“Face to Face” is all about fathers, sons and the problems men have in communicating with one another. It goes from amusing to deeply sentimental in the blink of an eye, but never feels forced, and it definitely ranks as one of the better films to tackle the subject of what it means to be a man in American society. It’s no Fight Club, though, despite the fact that Meat Loaf has a brief scene.
Richie (Scott Baio) and his two cousins have lost their grandfather, and they don’t want to lose their dads without getting to know them. Their fathers (played by Dean Stockwell, Alex Rocco and Joe Viterelli) are the iconic Italian patriarchs; emotions besides anger rarely appear, and they feel life must be suffered in silence while providing for those who depend on them. Their sons (Baio, Thomas Calabro and Carlo Imperato) are a bit more modern in their approach to life. They want to hear about their fathers’ ambitions, and they need to bond, though they often don’t realize it. The boys’ solution: kidnap their fathers and take them on a camping trip.

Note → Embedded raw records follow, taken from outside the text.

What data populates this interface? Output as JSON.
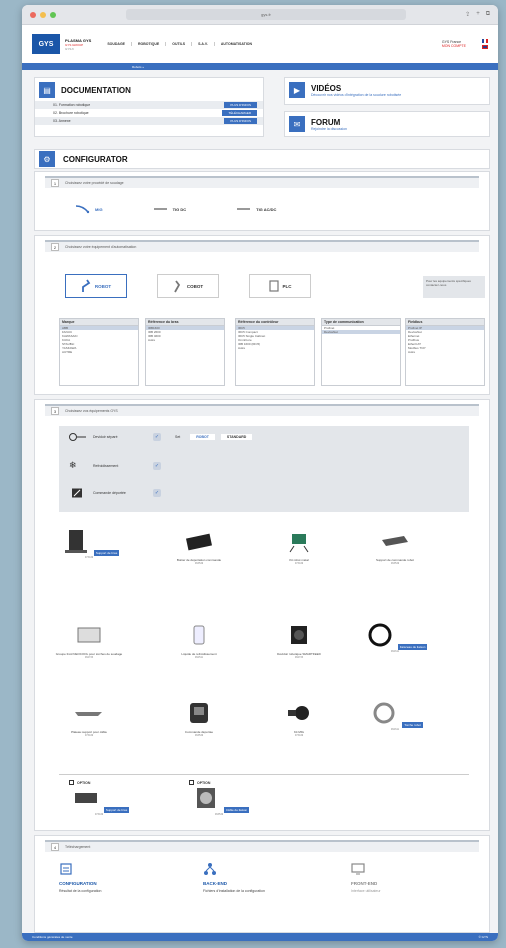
{
  "browser": {
    "url": "gys.fr"
  },
  "header": {
    "brand_line1": "PLASMA GYS",
    "brand_line2": "GYS GROUP",
    "brand_line3": "GYS.fr",
    "nav": [
      "SOUDAGE",
      "ROBOTIQUE",
      "OUTILS",
      "S.A.V.",
      "AUTOMATISATION"
    ],
    "account_line1": "GYS France",
    "account_line2": "MON COMPTE",
    "strip": "Robots »"
  },
  "documentation": {
    "title": "DOCUMENTATION",
    "rows": [
      {
        "label": "01. Formation robotique",
        "action": "PLUS D'INFOS"
      },
      {
        "label": "02. Brochure robotique",
        "action": "TÉLÉCHARGER"
      },
      {
        "label": "03. Annexe",
        "action": "PLUS D'INFOS"
      }
    ]
  },
  "videos": {
    "title": "VIDÉOS",
    "link": "Découvrir nos vidéos d'intégration de la soudure robotisée"
  },
  "forum": {
    "title": "FORUM",
    "link": "Rejoindre la discussion"
  },
  "configurator": {
    "title": "CONFIGURATOR",
    "step1": {
      "num": "1",
      "label": "Choisissez votre procédé de soudage",
      "processes": [
        "MIG",
        "TIG DC",
        "TIG AC/DC"
      ]
    },
    "step2": {
      "num": "2",
      "label": "Choisissez votre équipement d'automatisation",
      "options": [
        "ROBOT",
        "COBOT",
        "PLC"
      ],
      "note": "Pour les équipements spécifiques contactez-nous",
      "lists": [
        {
          "head": "Marque",
          "items": [
            "ABB",
            "FANUC",
            "KAWASAKI",
            "KUKA",
            "STAUBLI",
            "YASKAWA",
            "AUTRE"
          ],
          "sel": 0
        },
        {
          "head": "Référence du bras",
          "items": [
            "IRB1600",
            "IRB 2600",
            "IRB 4600",
            "Autre"
          ],
          "sel": 0
        },
        {
          "head": "Référence du contrôleur",
          "items": [
            "IRC5",
            "IRC5 Compact",
            "IRC5 Single Cabinet",
            "OmniCore",
            "IRB 1600 (IRC5)",
            "Autre"
          ],
          "sel": 0
        },
        {
          "head": "Type de communication",
          "items": [
            "Profinet",
            "DeviceNet"
          ],
          "sel": 1
        },
        {
          "head": "Fieldbus",
          "items": [
            "Profinet IP",
            "DeviceNet",
            "Ethernet",
            "Profibus",
            "EtherCAT",
            "Modbus TCP",
            "Autre"
          ],
          "sel": 0
        }
      ]
    },
    "step3": {
      "num": "3",
      "label": "Choisissez vos équipements GYS",
      "options": [
        {
          "label": "Devidoir séparé",
          "extra1": "Set",
          "extra2": "ROBOT",
          "extra3": "STANDARD"
        },
        {
          "label": "Refroidissement",
          "extra1": "",
          "extra2": "",
          "extra3": ""
        },
        {
          "label": "Commande déportée",
          "extra1": "",
          "extra2": "",
          "extra3": ""
        }
      ],
      "products": [
        {
          "name": "Support de bras",
          "ref": "073449",
          "selected": "Support de bras",
          "icon": "stand-icon"
        },
        {
          "name": "Boitier de déportation commande",
          "ref": "063549",
          "selected": "",
          "icon": "case-icon"
        },
        {
          "name": "Kit robot métal",
          "ref": "073449",
          "selected": "",
          "icon": "kit-icon"
        },
        {
          "name": "Support de commande robot",
          "ref": "063549",
          "selected": "",
          "icon": "plate-icon"
        },
        {
          "name": "Groupe froid NEOCOOL pour torches de soudage",
          "ref": "062733",
          "selected": "",
          "icon": "cooler-icon"
        },
        {
          "name": "Liquide de refroidissement",
          "ref": "062511",
          "selected": "",
          "icon": "liquid-icon"
        },
        {
          "name": "Dévidoir robotique SMARTFEED",
          "ref": "062733",
          "selected": "",
          "icon": "feeder-icon"
        },
        {
          "name": "Faisceau de liaison",
          "ref": "062611",
          "selected": "Faisceau de liaison",
          "icon": "cable-icon"
        },
        {
          "name": "Plateau support pour câble",
          "ref": "073449",
          "selected": "",
          "icon": "tray-icon"
        },
        {
          "name": "Commande déportée",
          "ref": "063549",
          "selected": "",
          "icon": "remote-icon"
        },
        {
          "name": "Kit MIG",
          "ref": "073449",
          "selected": "",
          "icon": "spool-icon"
        },
        {
          "name": "Torche robot",
          "ref": "062611",
          "selected": "Torche robot",
          "icon": "coil-icon"
        }
      ],
      "optional": [
        {
          "label": "OPTION",
          "ref": "073449",
          "selected": "Support de bras",
          "icon": "base-icon"
        },
        {
          "label": "OPTION",
          "ref": "063549",
          "selected": "Câble de liaison",
          "icon": "reel-icon"
        }
      ]
    },
    "step4": {
      "num": "4",
      "label": "Téléchargement",
      "cols": [
        {
          "title": "CONFIGURATION",
          "desc": "Résultat de la configuration",
          "icon": "doc-icon"
        },
        {
          "title": "BACK-END",
          "desc": "Fichiers d'installation de la configuration",
          "icon": "network-icon"
        },
        {
          "title": "FRONT-END",
          "desc": "Interface utilisateur",
          "icon": "screen-icon"
        }
      ]
    }
  },
  "footer": {
    "left": "Conditions générales de vente",
    "right": "© GYS"
  },
  "colors": {
    "accent": "#3a6fbf",
    "brand": "#1a56a8",
    "alert": "#d22222"
  }
}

For all its comedic moments, “Face to Face” raises some serious questions. Namely, if men teach by example, what are we teaching our male children? How much rage can a person hold back before it explodes into a heart attack? At what point do you get the courage to tell your father you love him? And why do so many men hate their fathers only to end up acting just like them? (There’s something very Nietzsche-like in that.) This movie doesn’t answer all those questions, but it attempts a discussion, which is something most men won’t even venture toward even with the specter of death looming overhead. In other words: Don’t plan on seeing this with your father, but do see it. It just may help you understand the man you’ll become.